In this lecture with Simone, we were discussing the difference between primary and secondary research. The difference is that you are in control of any primary research, whereas, secondary research is research which someone else has done. For example, listening to a music track is primary research, but reading an evaluation of that music track would be secondary research as someone else wrote it. Interviews and questions you have asked people is usually overlooked but this is primary research. It is unlikely that we will have any primary research sources in our contextual review, due to the nature of it. It will most likely be us gathering research from books and journals.
The contextual review is often the title of a main chapter of a research paper or dissertation. The contextual review requires a lot of planning and reading research. It will require you to look for and gather a range of sources. It involves you comparing and contrasting literature on your chosen subject.
During research we must always be aware of the quality of the sources we are reading, in terms of the publication. You must always be aware of peoples personal opinions and bias in a published piece you are researching. As a researcher you must be aware of the legitimacy of a piece based on the objectivity and authority of the publisher.
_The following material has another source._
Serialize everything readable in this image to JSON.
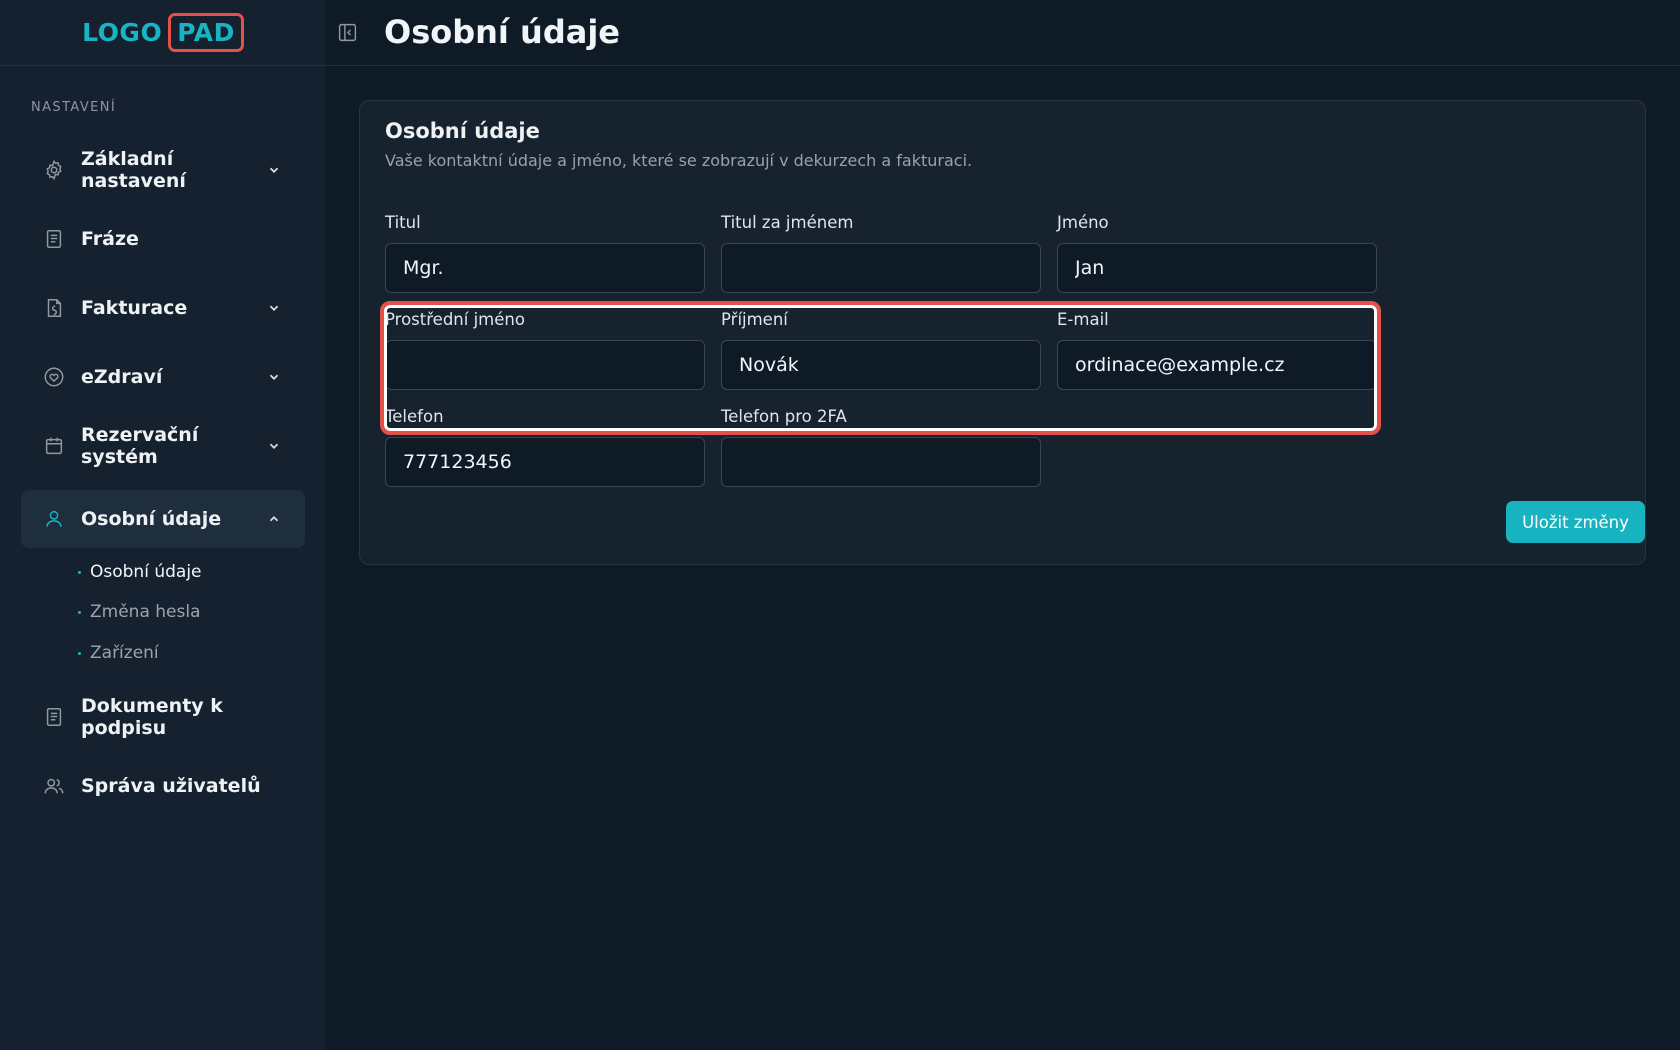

Referencing is very important because it gives credit to the people who did the work. To include other’s work without identifying the owner/producer of the materials can lead to you being accused of plagiarism. It enables readers to find the same sources, and shows how much work you have done finding references.